While they’re delicious on their own, strawberries are also great in breakfast cereals and parfaits. If you coat them in yogurt, kefir or sour cream, they make for a great low-calorie and healthy dessert option as well.
Additionally, they’re “a great source of vitamin C to ward off colds that often accompany the change in weather,” Guterman says.
Look for the dark red strawberries, as those are usually the sweetest.
This tangy fruit is best to eat by cutting in half and scooping out the flesh. However, while most people prefer peeling away the fuzzy brown skin, Guterman says that it’s safe to eat.
“Plus, it makes the kiwi an even quicker, portable snack.” Kiwi also contains some fiber, which is good for keeping us fuller for longer.
No surprise here: Oranges are a great source of vitamin C, which can help boost your immune system and heart health.
But Guterman recommends skipping the OJ and eating oranges instead to avoid concentrating all of the natural sugars and losing out on the belly-filling fiber.
Just one clementine packs 40 percent of your daily recommended amount of vitamin C.
Guterman recommends “slicing them thin and adding them to sandwiches or salads for a new burst of flavor to change up your usual routine.”
According to Guterman, these tiny berries are “little nutrition powerhouses.”
They’re high in antioxidants, fiber and vitamin K — a fat-soluble vitamin that’s crucial for blood clotting and beneficial for bone health, per an October 2015 report in Open Heart.
Add blackberries to your overnight oats for a pop of flavor and to stay full all morning long.
These tropical, red-skinned fruits are native to China and often overlooked. If you can find them, grab a bag because lychees are rich in vitamin C, antioxidants and dietary fiber.

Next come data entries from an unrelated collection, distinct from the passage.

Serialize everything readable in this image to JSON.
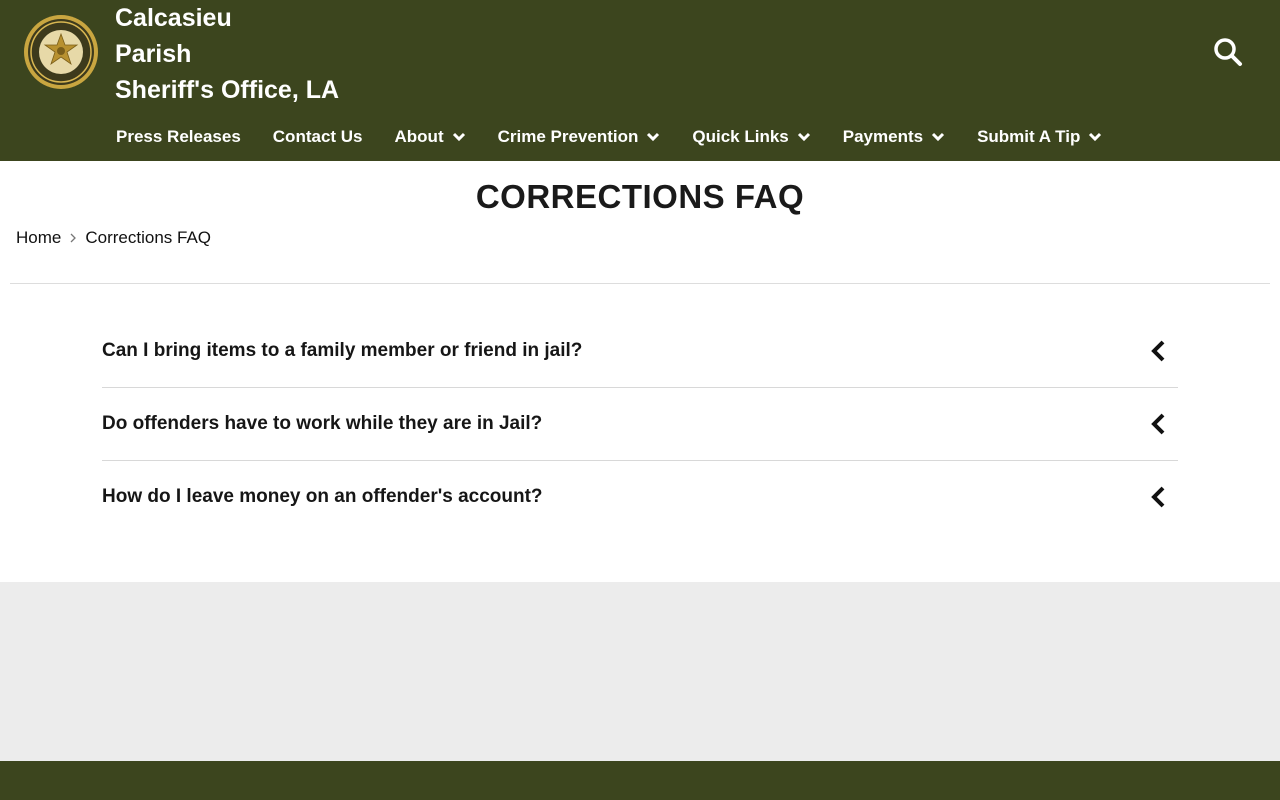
{
  "header": {
    "title_lines": [
      "Calcasieu",
      "Parish",
      "Sheriff's Office, LA"
    ],
    "logo_icon": "sheriff-badge-icon",
    "search_icon": "search-icon",
    "colors": {
      "brand": "#3c451e",
      "text": "#ffffff"
    }
  },
  "nav": {
    "items": [
      {
        "label": "Press Releases",
        "dropdown": false
      },
      {
        "label": "Contact Us",
        "dropdown": false
      },
      {
        "label": "About",
        "dropdown": true
      },
      {
        "label": "Crime Prevention",
        "dropdown": true
      },
      {
        "label": "Quick Links",
        "dropdown": true
      },
      {
        "label": "Payments",
        "dropdown": true
      },
      {
        "label": "Submit A Tip",
        "dropdown": true
      }
    ]
  },
  "page": {
    "title": "CORRECTIONS FAQ",
    "breadcrumb": [
      "Home",
      "Corrections FAQ"
    ]
  },
  "faq": {
    "items": [
      {
        "question": "Can I bring items to a family member or friend in jail?",
        "expanded": false
      },
      {
        "question": "Do offenders have to work while they are in Jail?",
        "expanded": false
      },
      {
        "question": "How do I leave money on an offender's account?",
        "expanded": false
      }
    ]
  }
}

Unlike many other fruits, the leathery skin of lychees is inedible. But once you peel it away, you can enjoy the burst of flavor that comes with this highly portable fruit.
“Sweet and tart, these antioxidant powerhouses are a great snack,” Guterman says. “And if you eat them individually, the slow pace of your snacking will leave you feeling satisfied with this natural treat.”
Pomegranate seeds get their deep, red color from polyphenols, which are powerful antioxidants.
“Having to eat around the center pit will slow you down when sitting to snack on cherries,” Guterman says. “This makes your snack last longer, leaving your body time to listen to its hunger and satiety cues.”
Plus, cherries are linked to a reduced risk of inflammatory diseases including, arthritis, cardiovascular disease, diabetes and cancer, per a March 2018 review in Nutrients%2C%20diabetes%2C%20and%20cancer.).
Best of all, cherries contain melatonin — a natural sleep aid that can help fight off insomnia.
“Slightly higher in natural sugars than other fruits, this makes pineapple the perfect swap for higher-calorie and fat-containing desserts,” Guterman says.
In addition to feeling like an actual treat, pineapples are a rich source of vitamin C and dietary fiber. And since they’re up to 86 percent water, they’ll also keep you hydrated.